*** RECORDS FOR THIS TASK Section Begins ***

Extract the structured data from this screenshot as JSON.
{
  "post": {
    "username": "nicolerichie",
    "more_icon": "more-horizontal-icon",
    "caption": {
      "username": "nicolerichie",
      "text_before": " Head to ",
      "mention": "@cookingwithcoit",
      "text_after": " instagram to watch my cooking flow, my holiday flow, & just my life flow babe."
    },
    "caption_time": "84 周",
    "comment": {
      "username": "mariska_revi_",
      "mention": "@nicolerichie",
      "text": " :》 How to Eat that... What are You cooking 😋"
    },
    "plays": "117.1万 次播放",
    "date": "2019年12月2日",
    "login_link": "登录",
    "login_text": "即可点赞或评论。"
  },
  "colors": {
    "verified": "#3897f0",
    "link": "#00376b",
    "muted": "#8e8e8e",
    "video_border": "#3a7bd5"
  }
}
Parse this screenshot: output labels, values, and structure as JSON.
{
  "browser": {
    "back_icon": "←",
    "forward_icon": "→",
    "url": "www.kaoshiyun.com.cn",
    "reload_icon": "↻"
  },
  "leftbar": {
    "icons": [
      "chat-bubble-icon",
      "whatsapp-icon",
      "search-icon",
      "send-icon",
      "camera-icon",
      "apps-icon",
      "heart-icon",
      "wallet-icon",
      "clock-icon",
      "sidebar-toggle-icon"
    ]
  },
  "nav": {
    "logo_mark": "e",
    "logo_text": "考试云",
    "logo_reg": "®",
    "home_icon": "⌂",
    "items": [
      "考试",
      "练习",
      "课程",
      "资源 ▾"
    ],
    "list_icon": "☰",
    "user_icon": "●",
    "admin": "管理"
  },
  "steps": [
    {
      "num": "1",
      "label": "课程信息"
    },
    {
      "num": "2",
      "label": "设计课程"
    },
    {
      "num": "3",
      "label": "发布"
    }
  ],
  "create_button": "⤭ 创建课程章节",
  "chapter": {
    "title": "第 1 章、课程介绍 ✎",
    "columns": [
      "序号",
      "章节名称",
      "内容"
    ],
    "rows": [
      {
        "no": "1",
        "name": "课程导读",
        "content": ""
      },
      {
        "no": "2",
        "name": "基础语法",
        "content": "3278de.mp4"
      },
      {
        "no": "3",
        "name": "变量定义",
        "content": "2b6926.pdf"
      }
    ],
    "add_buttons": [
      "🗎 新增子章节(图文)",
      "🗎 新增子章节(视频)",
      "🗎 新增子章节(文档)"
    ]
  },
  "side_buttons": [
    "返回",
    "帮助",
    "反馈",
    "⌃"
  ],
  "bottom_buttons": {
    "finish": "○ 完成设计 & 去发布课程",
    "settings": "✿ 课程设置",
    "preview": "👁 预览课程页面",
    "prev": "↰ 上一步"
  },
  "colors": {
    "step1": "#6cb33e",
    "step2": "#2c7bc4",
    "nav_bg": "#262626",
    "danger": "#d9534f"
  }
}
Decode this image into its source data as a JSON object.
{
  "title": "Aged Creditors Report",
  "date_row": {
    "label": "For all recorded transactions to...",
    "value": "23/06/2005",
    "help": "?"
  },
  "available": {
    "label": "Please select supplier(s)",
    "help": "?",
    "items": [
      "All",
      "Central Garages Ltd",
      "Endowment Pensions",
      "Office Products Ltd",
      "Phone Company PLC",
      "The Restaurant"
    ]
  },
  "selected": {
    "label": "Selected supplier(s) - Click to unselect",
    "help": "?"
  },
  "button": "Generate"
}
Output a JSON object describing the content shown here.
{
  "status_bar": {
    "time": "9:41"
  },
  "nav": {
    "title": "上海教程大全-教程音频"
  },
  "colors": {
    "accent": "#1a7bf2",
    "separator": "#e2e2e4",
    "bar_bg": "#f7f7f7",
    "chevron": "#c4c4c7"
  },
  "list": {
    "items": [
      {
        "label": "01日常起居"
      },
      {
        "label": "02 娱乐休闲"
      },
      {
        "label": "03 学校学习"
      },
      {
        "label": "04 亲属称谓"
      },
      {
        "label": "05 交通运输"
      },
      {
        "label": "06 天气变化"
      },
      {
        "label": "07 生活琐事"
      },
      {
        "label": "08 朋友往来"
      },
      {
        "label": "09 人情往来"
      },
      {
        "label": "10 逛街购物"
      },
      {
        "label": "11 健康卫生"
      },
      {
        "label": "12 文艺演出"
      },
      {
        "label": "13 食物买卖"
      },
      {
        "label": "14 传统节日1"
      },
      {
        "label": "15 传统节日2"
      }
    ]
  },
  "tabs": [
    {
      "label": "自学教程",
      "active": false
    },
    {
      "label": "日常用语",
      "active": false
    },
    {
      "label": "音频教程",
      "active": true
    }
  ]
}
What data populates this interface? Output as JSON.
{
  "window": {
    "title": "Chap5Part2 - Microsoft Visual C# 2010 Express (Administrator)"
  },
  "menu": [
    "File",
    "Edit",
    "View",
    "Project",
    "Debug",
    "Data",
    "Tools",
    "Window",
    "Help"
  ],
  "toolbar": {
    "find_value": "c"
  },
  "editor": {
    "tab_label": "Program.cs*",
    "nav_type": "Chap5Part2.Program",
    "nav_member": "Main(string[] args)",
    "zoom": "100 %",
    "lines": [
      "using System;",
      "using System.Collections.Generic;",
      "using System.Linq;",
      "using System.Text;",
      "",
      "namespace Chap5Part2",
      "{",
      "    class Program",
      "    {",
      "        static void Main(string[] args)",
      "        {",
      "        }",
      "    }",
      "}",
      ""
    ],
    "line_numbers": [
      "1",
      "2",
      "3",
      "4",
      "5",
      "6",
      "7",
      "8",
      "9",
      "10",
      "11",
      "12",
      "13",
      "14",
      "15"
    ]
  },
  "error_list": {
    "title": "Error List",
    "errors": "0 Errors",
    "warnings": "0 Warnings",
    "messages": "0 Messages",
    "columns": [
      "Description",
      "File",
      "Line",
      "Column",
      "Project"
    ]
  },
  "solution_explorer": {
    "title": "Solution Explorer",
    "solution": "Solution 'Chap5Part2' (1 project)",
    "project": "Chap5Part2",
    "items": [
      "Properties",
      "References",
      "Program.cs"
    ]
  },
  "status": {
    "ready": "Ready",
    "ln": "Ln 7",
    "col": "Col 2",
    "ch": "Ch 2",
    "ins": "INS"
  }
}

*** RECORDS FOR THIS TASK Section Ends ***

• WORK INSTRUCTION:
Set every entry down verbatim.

• YOUR SOLUTION:
Extract the structured data from this screenshot as JSON.
{
  "post": {
    "username": "nicolerichie",
    "more_icon": "more-horizontal-icon",
    "caption": {
      "username": "nicolerichie",
      "text_before": " Head to ",
      "mention": "@cookingwithcoit",
      "text_after": " instagram to watch my cooking flow, my holiday flow, & just my life flow babe."
    },
    "caption_time": "84 周",
    "comment": {
      "username": "mariska_revi_",
      "mention": "@nicolerichie",
      "text": " :》 How to Eat that... What are You cooking 😋"
    },
    "plays": "117.1万 次播放",
    "date": "2019年12月2日",
    "login_link": "登录",
    "login_text": "即可点赞或评论。"
  },
  "colors": {
    "verified": "#3897f0",
    "link": "#00376b",
    "muted": "#8e8e8e",
    "video_border": "#3a7bd5"
  }
}
Parse this screenshot: output labels, values, and structure as JSON.
{
  "browser": {
    "back_icon": "←",
    "forward_icon": "→",
    "url": "www.kaoshiyun.com.cn",
    "reload_icon": "↻"
  },
  "leftbar": {
    "icons": [
      "chat-bubble-icon",
      "whatsapp-icon",
      "search-icon",
      "send-icon",
      "camera-icon",
      "apps-icon",
      "heart-icon",
      "wallet-icon",
      "clock-icon",
      "sidebar-toggle-icon"
    ]
  },
  "nav": {
    "logo_mark": "e",
    "logo_text": "考试云",
    "logo_reg": "®",
    "home_icon": "⌂",
    "items": [
      "考试",
      "练习",
      "课程",
      "资源 ▾"
    ],
    "list_icon": "☰",
    "user_icon": "●",
    "admin": "管理"
  },
  "steps": [
    {
      "num": "1",
      "label": "课程信息"
    },
    {
      "num": "2",
      "label": "设计课程"
    },
    {
      "num": "3",
      "label": "发布"
    }
  ],
  "create_button": "⤭ 创建课程章节",
  "chapter": {
    "title": "第 1 章、课程介绍 ✎",
    "columns": [
      "序号",
      "章节名称",
      "内容"
    ],
    "rows": [
      {
        "no": "1",
        "name": "课程导读",
        "content": ""
      },
      {
        "no": "2",
        "name": "基础语法",
        "content": "3278de.mp4"
      },
      {
        "no": "3",
        "name": "变量定义",
        "content": "2b6926.pdf"
      }
    ],
    "add_buttons": [
      "🗎 新增子章节(图文)",
      "🗎 新增子章节(视频)",
      "🗎 新增子章节(文档)"
    ]
  },
  "side_buttons": [
    "返回",
    "帮助",
    "反馈",
    "⌃"
  ],
  "bottom_buttons": {
    "finish": "○ 完成设计 & 去发布课程",
    "settings": "✿ 课程设置",
    "preview": "👁 预览课程页面",
    "prev": "↰ 上一步"
  },
  "colors": {
    "step1": "#6cb33e",
    "step2": "#2c7bc4",
    "nav_bg": "#262626",
    "danger": "#d9534f"
  }
}
Decode this image into its source data as a JSON object.
{
  "title": "Aged Creditors Report",
  "date_row": {
    "label": "For all recorded transactions to...",
    "value": "23/06/2005",
    "help": "?"
  },
  "available": {
    "label": "Please select supplier(s)",
    "help": "?",
    "items": [
      "All",
      "Central Garages Ltd",
      "Endowment Pensions",
      "Office Products Ltd",
      "Phone Company PLC",
      "The Restaurant"
    ]
  },
  "selected": {
    "label": "Selected supplier(s) - Click to unselect",
    "help": "?"
  },
  "button": "Generate"
}
Output a JSON object describing the content shown here.
{
  "status_bar": {
    "time": "9:41"
  },
  "nav": {
    "title": "上海教程大全-教程音频"
  },
  "colors": {
    "accent": "#1a7bf2",
    "separator": "#e2e2e4",
    "bar_bg": "#f7f7f7",
    "chevron": "#c4c4c7"
  },
  "list": {
    "items": [
      {
        "label": "01日常起居"
      },
      {
        "label": "02 娱乐休闲"
      },
      {
        "label": "03 学校学习"
      },
      {
        "label": "04 亲属称谓"
      },
      {
        "label": "05 交通运输"
      },
      {
        "label": "06 天气变化"
      },
      {
        "label": "07 生活琐事"
      },
      {
        "label": "08 朋友往来"
      },
      {
        "label": "09 人情往来"
      },
      {
        "label": "10 逛街购物"
      },
      {
        "label": "11 健康卫生"
      },
      {
        "label": "12 文艺演出"
      },
      {
        "label": "13 食物买卖"
      },
      {
        "label": "14 传统节日1"
      },
      {
        "label": "15 传统节日2"
      }
    ]
  },
  "tabs": [
    {
      "label": "自学教程",
      "active": false
    },
    {
      "label": "日常用语",
      "active": false
    },
    {
      "label": "音频教程",
      "active": true
    }
  ]
}
What data populates this interface? Output as JSON.
{
  "window": {
    "title": "Chap5Part2 - Microsoft Visual C# 2010 Express (Administrator)"
  },
  "menu": [
    "File",
    "Edit",
    "View",
    "Project",
    "Debug",
    "Data",
    "Tools",
    "Window",
    "Help"
  ],
  "toolbar": {
    "find_value": "c"
  },
  "editor": {
    "tab_label": "Program.cs*",
    "nav_type": "Chap5Part2.Program",
    "nav_member": "Main(string[] args)",
    "zoom": "100 %",
    "lines": [
      "using System;",
      "using System.Collections.Generic;",
      "using System.Linq;",
      "using System.Text;",
      "",
      "namespace Chap5Part2",
      "{",
      "    class Program",
      "    {",
      "        static void Main(string[] args)",
      "        {",
      "        }",
      "    }",
      "}",
      ""
    ],
    "line_numbers": [
      "1",
      "2",
      "3",
      "4",
      "5",
      "6",
      "7",
      "8",
      "9",
      "10",
      "11",
      "12",
      "13",
      "14",
      "15"
    ]
  },
  "error_list": {
    "title": "Error List",
    "errors": "0 Errors",
    "warnings": "0 Warnings",
    "messages": "0 Messages",
    "columns": [
      "Description",
      "File",
      "Line",
      "Column",
      "Project"
    ]
  },
  "solution_explorer": {
    "title": "Solution Explorer",
    "solution": "Solution 'Chap5Part2' (1 project)",
    "project": "Chap5Part2",
    "items": [
      "Properties",
      "References",
      "Program.cs"
    ]
  },
  "status": {
    "ready": "Ready",
    "ln": "Ln 7",
    "col": "Col 2",
    "ch": "Ch 2",
    "ins": "INS"
  }
}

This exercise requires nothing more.